• RECORDS SUPPLIED
════════

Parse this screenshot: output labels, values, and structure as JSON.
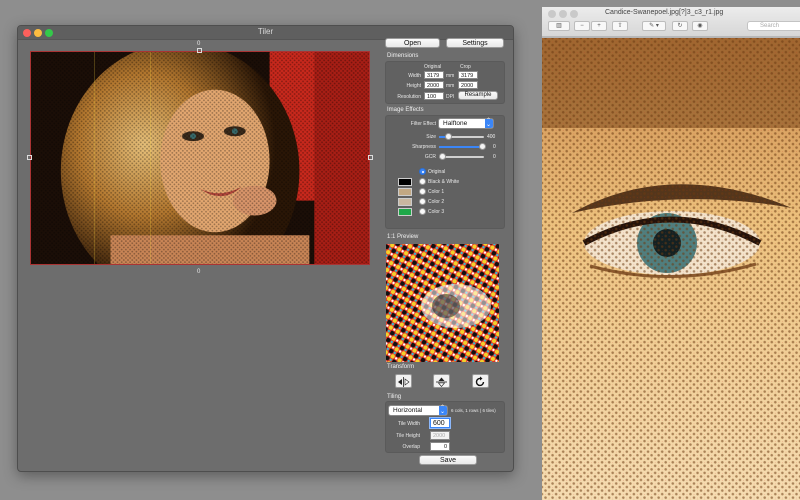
{
  "tiler": {
    "title": "Tiler",
    "guides": {
      "top": "0",
      "bottom": "0"
    },
    "buttons": {
      "open": "Open",
      "settings": "Settings",
      "resample": "Resample",
      "save": "Save"
    },
    "dimensions": {
      "label": "Dimensions",
      "col_original": "Original",
      "col_crop": "Crop",
      "width_label": "Width",
      "height_label": "Height",
      "resolution_label": "Resolution",
      "width_original": "3179",
      "width_crop": "3179",
      "height_original": "2000",
      "height_crop": "2000",
      "resolution": "100",
      "unit_mm": "mm",
      "unit_dpi": "DPI"
    },
    "effects": {
      "label": "Image Effects",
      "filter_label": "Filter Effect",
      "filter_value": "Halftone",
      "size_label": "Size",
      "size_value": "400",
      "sharpness_label": "Sharpness",
      "sharpness_value": "0",
      "gcr_label": "GCR",
      "gcr_value": "0",
      "colors": [
        {
          "label": "Original",
          "selected": true,
          "swatch": "#000000"
        },
        {
          "label": "Black & White",
          "selected": false,
          "swatch": "#000000"
        },
        {
          "label": "Color 1",
          "selected": false,
          "swatch": "#c2a883"
        },
        {
          "label": "Color 2",
          "selected": false,
          "swatch": "#c8b7a0"
        },
        {
          "label": "Color 3",
          "selected": false,
          "swatch": "#1fa849"
        }
      ]
    },
    "preview_label": "1:1 Preview",
    "transform_label": "Transform",
    "tiling": {
      "label": "Tiling",
      "mode": "Horizontal",
      "summary": "6 cols, 1 rows ( 6 tiles)",
      "tile_width_label": "Tile Width",
      "tile_width": "600",
      "tile_height_label": "Tile Height",
      "tile_height": "2000",
      "overlap_label": "Overlap",
      "overlap": "0"
    }
  },
  "preview_window": {
    "filename": "Candice-Swanepoel.jpg[?]3_c3_r1.jpg",
    "search_placeholder": "Search"
  },
  "colors": {
    "accent": "#3b86f7",
    "crop_border": "#aa3333"
  }
}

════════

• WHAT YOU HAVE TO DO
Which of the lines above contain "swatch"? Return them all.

• RESPONSE TO THIS EXERCISE
          "swatch": "#000000"
          "swatch": "#000000"
          "swatch": "#c2a883"
          "swatch": "#c8b7a0"
          "swatch": "#1fa849"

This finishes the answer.